"Because I don't want Ma to think I can," answered Rosh, "A woman wants to know that her man is dependent on her. Playing dumb and dependent suits us both."
"But a relationship needs integrity," objected Hosh, "for its survival and stability."
"Oh, there is enough honesty amongst us," Rosh waived him off, "but marriage needs more than just honesty. It needs interdependence."
"She doesn't do tax returns, I don't cook. It suits our temperaments too. She likes cooking, I like eating. She won't do accounting, I won't do dishes."
"Marriage needs give and take, and not just in the division of Labour. He is no fool who gives what he cannot keep, to gain what he cannot lose."
"When people live as intimately together as couples do, there aren't many secrets left. Distance creates mystique, familiarity breeds contempt. Love loses its glamour when you are under the same sheets, smelling each other's farts."
"Over time, partners do complain. And fight. About something. It's inevitable. Better to give your partner something to moan about and change, that you don't really mind changing. Something that you can live with being criticized, rather than bursting over and trying to fix something that ain't really broken."
"The trick is to focus on complementing each other, loving each other inspite of all the faults. Relationships need the courage to change the things one can. But one also needs the serenity to accept the things one cannot change. And the wisdom to know the difference."
"Any fool can criticize, condemn, and complain. And most fools do. A tongue weighs so little, yet few can hold it. That is why marriages sour."
"Why would partners want to find fault if none exists," asked Hosh, "It makes no sense."
"It comes from boredom," answered Rosh, "There is an urge to change your partner, make them better. Women buy shoes, not because the old ones have worn out, but because they are bored with them."
"Couples tire from each other too. They want change. Managed change nurtures relationships, makes them stronger. Change keeps things fresh."
"No change would be needed, if things were perfect. But they are not. Perfection in a person is intolerable anyway, even if such a thing were possible. Every man is a damn fool for at least five minutes every day. Wisdom consists in not exceeding the limit."
"No man is as clever as his mother thinks he is, or as dumb as his mother-in-law thinks he is. Even if you aren't a fool, there is profit in keeping up pretenses. And laughing with others at your foolishnesses. It makes your partner feel better. And the payback is great."
"You can fool all the people some of the time, Pa," objected Hosh, "some of the people all the time, but you cannot fool all the people all the time."
"Undoubtedly," Rosh agreed, "and your Ma is no fool. I am not fooling her. Just agreeing with her that I do have imperfections, like not being a good cook.

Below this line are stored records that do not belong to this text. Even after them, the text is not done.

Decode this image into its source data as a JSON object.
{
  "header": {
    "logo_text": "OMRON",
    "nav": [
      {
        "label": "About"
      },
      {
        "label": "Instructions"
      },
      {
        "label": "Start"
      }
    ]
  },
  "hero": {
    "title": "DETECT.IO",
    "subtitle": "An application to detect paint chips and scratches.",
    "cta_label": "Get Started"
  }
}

And it is no lie. When she cooks, nothing is left of the meal. When I cook, I'm the only one laboring away at it. You know that."
"So it doesn't hurt to act dumb. Or concede that one is dumb. At least in matters where one doesn't mind being considered dumb. I don't mind if people think I'm a fool. As long as they don't ever talk to me as if they think I am one. But in matters of cooking, I don't even mind that, cos I don't care about it that much."
"But Pa, Ma is smarter than that," Hosh argued, "Smart people don't think others are stupid."
"There are no smart people or stupid people," said Rosh, "just people being smart or being stupid. Letting others have an upper hand is great for building up their confidence. Very gratifying for their ego."
"It is great flattery. Even if they see through it, they'll still love you for it. Letting others think they are smarter than you has distinct advantages."
"Like what?" asked Hosh.
"A young boy entered a barber shop," said Rosh, "Seeing him enter, the barber whispered to his customer, "This is the dumbest kid in the world. He has no concept of value, just of quantity. Watch while I prove it to you."
The barber put a dollar in one hand and two quarters in the other, then called the boy over and asked, "Which do you want, son?"
The boy took the quarters and left.
"What did I tell you?" said the barber. "That kid never learns!"
Later, as the customer was leaving the barber shop, he saw that boy coming out of the nearby ice cream store.
"Hey son!" he called out and walked over to him, "Why did you take the two quarters instead of a whole dollar?"
The boy licked his cone and replied, "Because the day I take the dollar, the game's over!"